Suppose that you are working on the redesigning of a website which requires to look at a large amount of content, one of the vital tasks that you will need to perform is the content audit.
It is a must although it is a tedious job and one would have hardly heard about this concept. But, you can’t undertake the redesigning process of a website without doing a proper content audit.
What is Content Audit?
It is the activity to check all the content of a particular website and compile it into a long list. There are typically three main types of audits that could be performed.
Full content inventory: A complete listing of every content item on the site. This may include all pages as well as all assets (such as downloadable files and videos).
Partial content inventory: A listing of a subset of the site’s content. A partial inventory may include, for example, the top few levels of a hierarchical site or the past six months of articles. All sections of the site will be covered.
Content sample: A less detailed collection of example content from the site.
What is the use of Content Audit
The main use of a content audit is to prepare a list of the site’s content, normally in a long spreadsheet. This list of content would prove to be useful at various stages of your project. If you are re-working on the architecture of information, you will return to it continuously as a reminder of the details of each page. It could also be used to talk to authors about rewriting an managing their content. In case, you are moving to a new content management system, you could use it to keep a note of what you started with and where you are standing now in the project.
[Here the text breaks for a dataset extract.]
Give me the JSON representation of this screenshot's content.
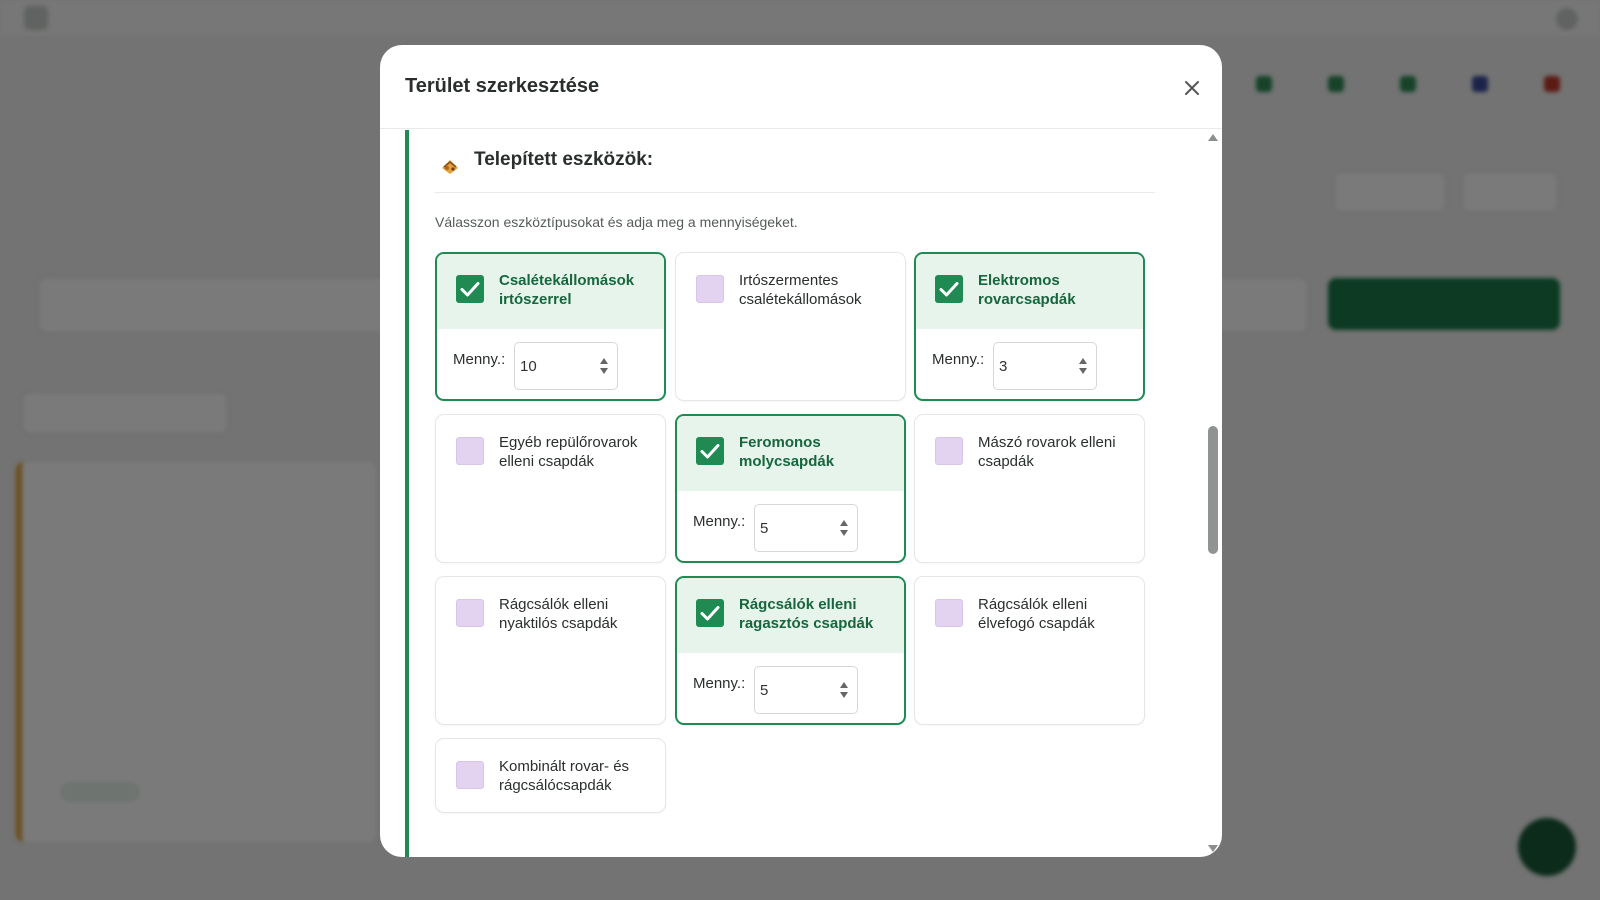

Having said that, having a spreadsheet listing out the content is not the only benefit. Just by taking an audit, a much better understanding of the content could be gained. You may find things that you didn’t even know existed, you could even get access to spot duplication and identify all the kinds of relationships between the content. It could also prove to be a great platform for a comprehensive content analysis.
What’s Included in a Content Audit?
Put the practice of recording the content audit on a spreadsheet, mainly because they are very flexible. They are also capable of holding large amount of data in a manageable way. Plus they are very easy to be shared with people.
The following information should be collected for every page:
Navigation title: The name of the main navigation link to content
Page name: The page title that is displayed
Page name: The displayed page title
URL: You may have the URL displayed or just a link from the page name
Comments: Keep a record by noting them down and also write down the things to remember.
Content hierarchy: It shows the basic relationship between the content items.
You could also like add information about:
Content Type: Is it a basic page, news story, publication, technique, article, or something else?
Basic content description: It is a brief reminder about what is on the page.
Topic, tags or category: Meta data for products, news, articles, or blog posts.
Author: Who has written this content?
Owner: Who holds the responsibility for the content?
Date last updated: The date when the content was last updated
Attached files: How many files are attached and their types?
Availability: Is the content available to mobile, desktop and other application users? Is it syndicated to other sites?
The vital thing to know about a content audit is that there really is no right way or a wrong way—it’s just a tool that could be used throughout the project. So, create your content audit in a way that would help.